Removing gluten, grains, alcohol, sugars, sweeteners, conventional dairy, vegetable oils, food chemicals, and processed/packaged foods entirely from the diet is essential for truly beginning to repair the gut. In many cases, these changes alone can resolve digestive issues entirely on its own.


If this first and critical step has been taken and given adequate time, but there are still lingering issues, running labs is a worthwhile investment to help identify precisely what needs to be addressed at a deeper level.


A Comprehensive Stool Analysis is an essential lab to start with that evaluates a long list of potential digestive imbalances. Let’s take a look at exactly what this test covers and why it's so useful:


Inflammatory markers evaluate the presence of inflammation damaging the intestine. The results can be anywhere from mild and easily treatable to much more advanced with a need for more significant interventions.


Bacterial imbalances can show up as either too much bad bacteria, too little healthy bacteria, or often a combination of both. Identifying each patient's commensal and pathogenic bacterial balance allows us to treat in a targeted and specific way that will most benefit their unique microbiome.


Yeast, fungus and candida markers alert us to overgrowths in the gut that are very common, in large part due to the overconsumption of sugar in its many various forms that have become ubiquitous in the standard American diet.


Parasites are a common invasive organism that in some cases can wreak havoc on digestive systems. Parasites can be acquired through contaminated water, food, waste, soil, blood, sexual contact and insects.


There are many different types of parasites and their presence in our gut can vary from minimal and benign to mild and moderate to many and severe. Depending on which parasites are found and in what amount, targeted treatments can be incorporated to rid the body of these disruptive invaders.

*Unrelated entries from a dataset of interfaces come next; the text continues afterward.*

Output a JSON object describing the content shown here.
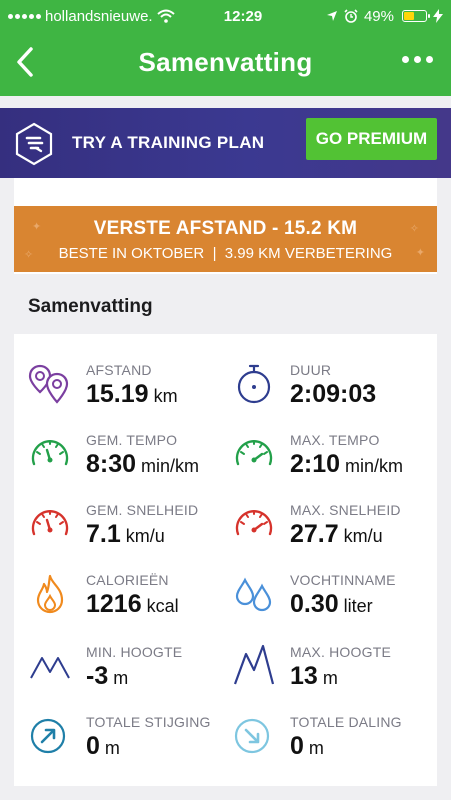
{
  "status_bar": {
    "carrier": "hollandsnieuwe.",
    "time": "12:29",
    "battery": "49%",
    "battery_level": 0.49
  },
  "nav": {
    "title": "Samenvatting"
  },
  "promo": {
    "text": "TRY A TRAINING PLAN",
    "button": "GO PREMIUM"
  },
  "record": {
    "title": "VERSTE AFSTAND - 15.2 KM",
    "subtitle": "BESTE IN OKTOBER  |  3.99 KM VERBETERING"
  },
  "summary": {
    "heading": "Samenvatting",
    "stats": [
      {
        "label": "AFSTAND",
        "value": "15.19",
        "unit": "km",
        "icon": "location-pins-icon"
      },
      {
        "label": "DUUR",
        "value": "2:09:03",
        "unit": "",
        "icon": "stopwatch-icon"
      },
      {
        "label": "GEM. TEMPO",
        "value": "8:30",
        "unit": "min/km",
        "icon": "speedometer-icon"
      },
      {
        "label": "MAX. TEMPO",
        "value": "2:10",
        "unit": "min/km",
        "icon": "speedometer-icon"
      },
      {
        "label": "GEM. SNELHEID",
        "value": "7.1",
        "unit": "km/u",
        "icon": "speedometer-icon"
      },
      {
        "label": "MAX. SNELHEID",
        "value": "27.7",
        "unit": "km/u",
        "icon": "speedometer-icon"
      },
      {
        "label": "CALORIEËN",
        "value": "1216",
        "unit": "kcal",
        "icon": "flame-icon"
      },
      {
        "label": "VOCHTINNAME",
        "value": "0.30",
        "unit": "liter",
        "icon": "water-drops-icon"
      },
      {
        "label": "MIN. HOOGTE",
        "value": "-3",
        "unit": "m",
        "icon": "mountain-icon"
      },
      {
        "label": "MAX. HOOGTE",
        "value": "13",
        "unit": "m",
        "icon": "mountain-icon"
      },
      {
        "label": "TOTALE STIJGING",
        "value": "0",
        "unit": "m",
        "icon": "ascent-arrow-icon"
      },
      {
        "label": "TOTALE DALING",
        "value": "0",
        "unit": "m",
        "icon": "descent-arrow-icon"
      }
    ]
  },
  "colors": {
    "header_green": "#3fb543",
    "premium_green": "#52c234",
    "promo_purple": "#3b3991",
    "record_orange": "#d98531",
    "distance_purple": "#7b3fa0",
    "tempo_green": "#23a04a",
    "speed_red": "#d6332c",
    "calorie_orange": "#f08a1e",
    "water_blue": "#4a90d9",
    "mountain_navy": "#2e3d8f",
    "ascent_teal": "#1f7fa8",
    "descent_lightblue": "#7ec6e0"
  }
}
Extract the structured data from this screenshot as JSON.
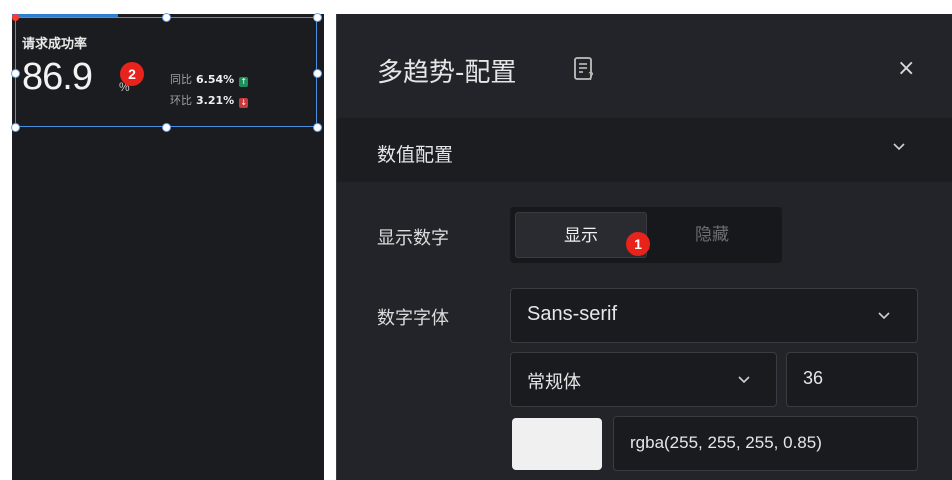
{
  "widget": {
    "title": "请求成功率",
    "value": "86.9",
    "unit": "%",
    "yoy_label": "同比",
    "yoy_value": "6.54%",
    "mom_label": "环比",
    "mom_value": "3.21%",
    "yoy_arrow": "↑",
    "mom_arrow": "↓"
  },
  "badges": {
    "one": "1",
    "two": "2"
  },
  "panel": {
    "title": "多趋势-配置",
    "close_glyph": "×",
    "section_title": "数值配置",
    "show_number_label": "显示数字",
    "show_option": "显示",
    "hide_option": "隐藏",
    "font_label": "数字字体",
    "font_family_value": "Sans-serif",
    "font_style_value": "常规体",
    "font_size_value": "36",
    "color_value": "rgba(255, 255, 255, 0.85)"
  },
  "colors": {
    "accent": "#4a90e2",
    "badge": "#e8231c",
    "up": "#1e8e5a",
    "down": "#c8393b",
    "swatch": "#f0f0f0"
  },
  "icons": [
    "doc-question-icon",
    "close-icon",
    "chevron-down-icon",
    "arrow-up-icon",
    "arrow-down-icon"
  ]
}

Digestive insufficiency is very common, in large part due to the imbalanced diet and lifestyle inherent to modern living. Evaluating pancreatic enzyme output and the need for HCl, bile and supplementary enzyme support can simply and effectively improve the body’s digestive process.

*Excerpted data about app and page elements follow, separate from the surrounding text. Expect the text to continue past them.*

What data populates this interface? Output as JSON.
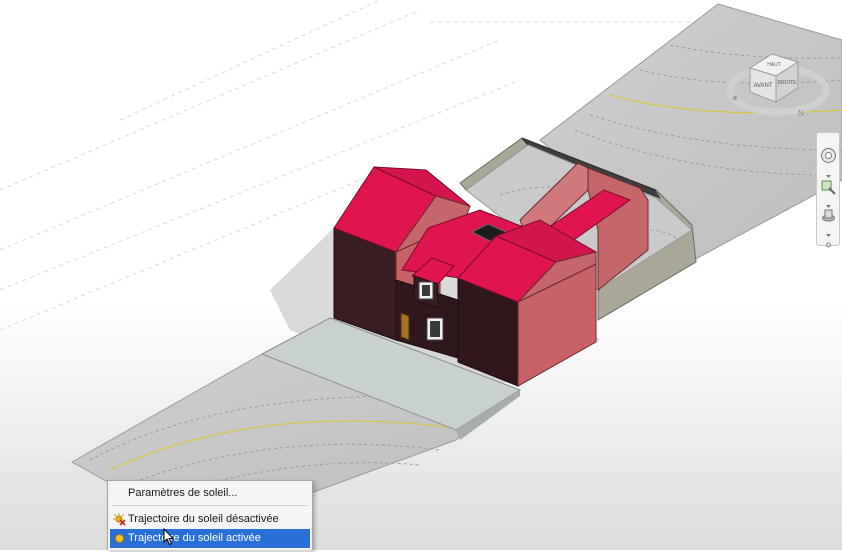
{
  "viewcube": {
    "top_face": "HAUT",
    "front_face": "AVANT",
    "right_face": "DROITE",
    "compass_marker": "N"
  },
  "context_menu": {
    "items": [
      {
        "label": "Paramètres de soleil...",
        "icon": "none",
        "highlighted": false
      },
      {
        "label": "Trajectoire du soleil désactivée",
        "icon": "sun-off-icon",
        "highlighted": false
      },
      {
        "label": "Trajectoire du soleil activée",
        "icon": "sun-on-icon",
        "highlighted": true
      }
    ]
  },
  "colors": {
    "roof": "#e0154f",
    "wall_dark": "#3a1d22",
    "wall_light": "#c96266",
    "site_wall": "#a9a797",
    "terrain": "#c6c6c6",
    "contour": "#d9c531",
    "menu_highlight": "#2a6fd6"
  }
}
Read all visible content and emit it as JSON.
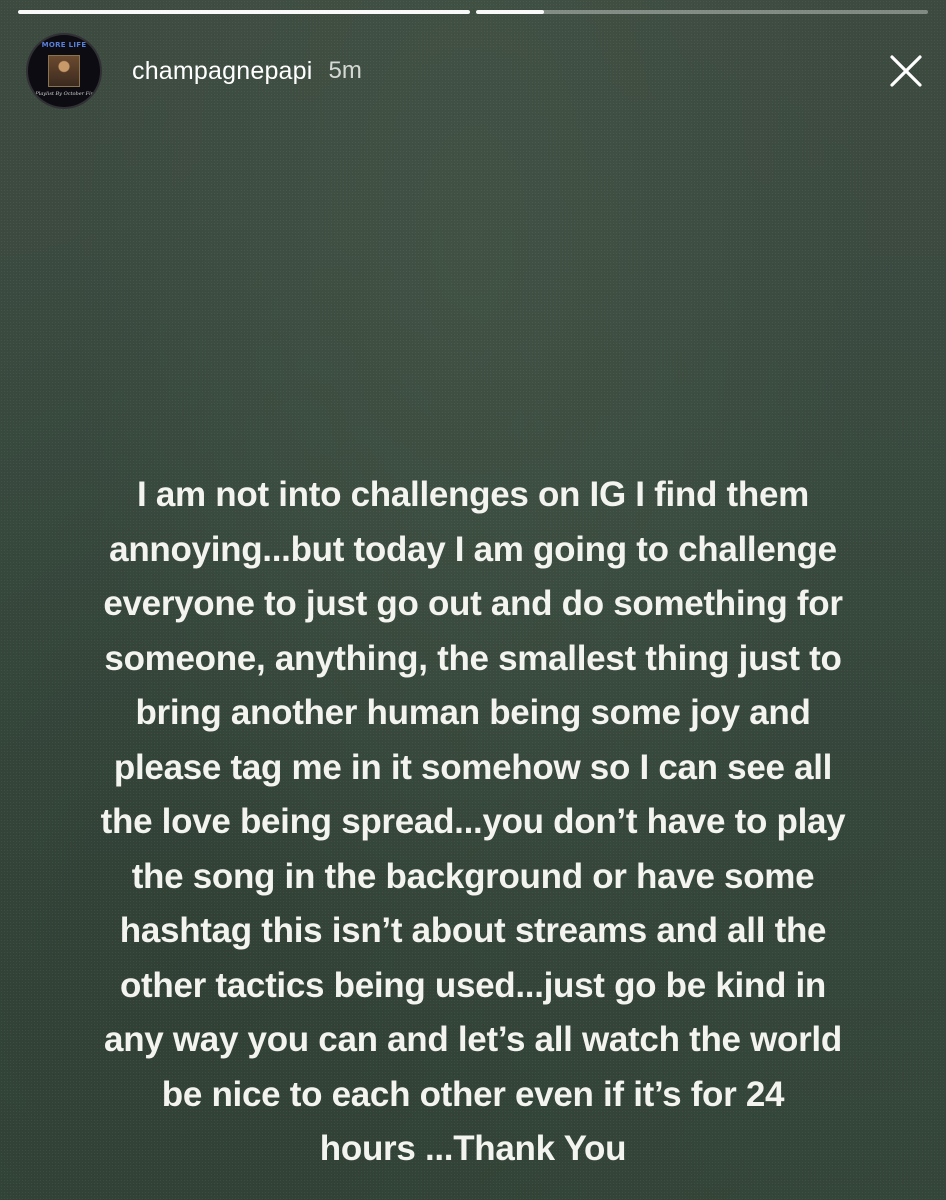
{
  "story": {
    "progress": [
      1.0,
      0.15
    ],
    "username": "champagnepapi",
    "timestamp": "5m",
    "avatar": {
      "title_text": "MORE LIFE",
      "script_text": "A Playlist By October Firm"
    },
    "icons": {
      "close": "close-icon"
    },
    "caption_lines": [
      "I am not into challenges on IG I find them",
      "annoying...but today I am going to challenge",
      "everyone to just go out and do something for",
      "someone, anything, the smallest thing just to",
      "bring another human being some joy and",
      "please tag me in it somehow so I can see all",
      "the love being spread...you don’t have to play",
      "the song in the background or have some",
      "hashtag this isn’t about streams and all the",
      "other tactics being used...just go be kind in",
      "any way you can and let’s all watch the world",
      "be nice to each other even if it’s for 24",
      "hours ...Thank You"
    ]
  },
  "colors": {
    "background": "#3a4b40",
    "text": "#f3f3f0",
    "progress_track": "#ffffff59",
    "progress_fill": "#fffffff2"
  }
}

Maldigestion and malabsorption are by-products of a weakened digestion and must be assessed to ensure a patient is getting the vital nutrients their body needs from the foods they eat. We look at various markers of protein and fat breakdown to evaluate how efficiently the body is digesting macronutrients.

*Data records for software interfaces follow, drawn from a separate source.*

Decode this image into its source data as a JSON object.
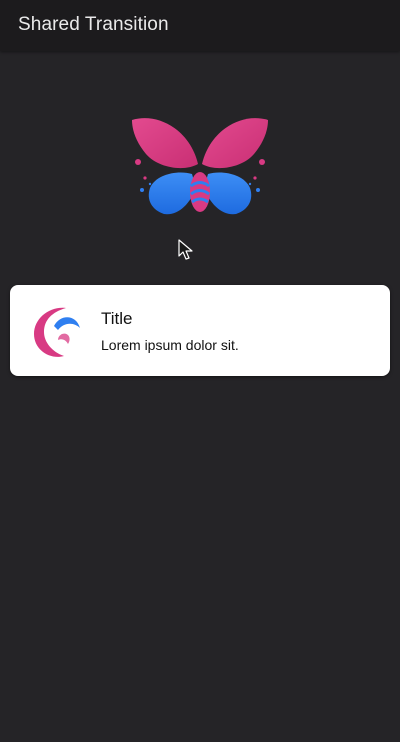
{
  "app_bar": {
    "title": "Shared Transition"
  },
  "hero": {
    "icon": "butterfly-logo-icon",
    "colors": {
      "pink": "#d83a83",
      "blue": "#2f7ff0"
    }
  },
  "cursor": {
    "icon": "mouse-pointer-icon"
  },
  "card": {
    "icon": "moon-swirl-logo-icon",
    "title": "Title",
    "subtitle": "Lorem ipsum dolor sit."
  }
}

Intestinal permeability (aka leaky gut) occurs when the tight junctions in our intestinal wall that are supposed to protect our body from invasive bacteria, viruses, toxins and food particles become dysfunctional.


Having a “leaky gut” can lead to chronic systemic inflammatory diseases, mood imbalances, skin issues, neurodegenerative disorders, hormone dysregulation, asthma and allergies, autoimmune disorders, plus much more, and must be treated in order to heal the body completely.


Beyond a Comprehensive Stool Analysis, running Food Immunology labs and Small Intestinal Bacterial Overgrowth (SIBO) breath testing is incredibly useful for resolving digestive issues.


Food Immunology labs can help identify antigenic intolerances through blood work, revealing dietary triggers that may be covertly exacerbating health problems. Without removing these problematic foods, every meal can be like pouring gasoline on the fire of our body’s internal inflammation.


Small Intestinal Bacterial Overgrowth (SIBO) is an overgrowth of pathogenic bacteria in the small intestine that generates gasses, such as methane, hydrogen and hydrogen sulfide.


Patients with SIBO can experience a long list of symptoms, including bloating, nausea, diarrhea, constipation, joint pain, skin issues, depression, anxiety, fatigue, malnutrition, indigestion, gas and nutrient deficiencies.


A SIBO breath test can tell us exactly how prevalent a pathogenic bacterial overgrowth may be and guide a customized treatment plan for SIBO that can often alleviate a myriad of digestive and systemic health issues.


So, as you can see, there’s really a lot more behind bloating than one might think. Utilizing lab work to identify the specific combinations of imbalances unique to each patient is essential for putting together a targeted, customized treatment plan that will help the body return to a place of health and homeostasis.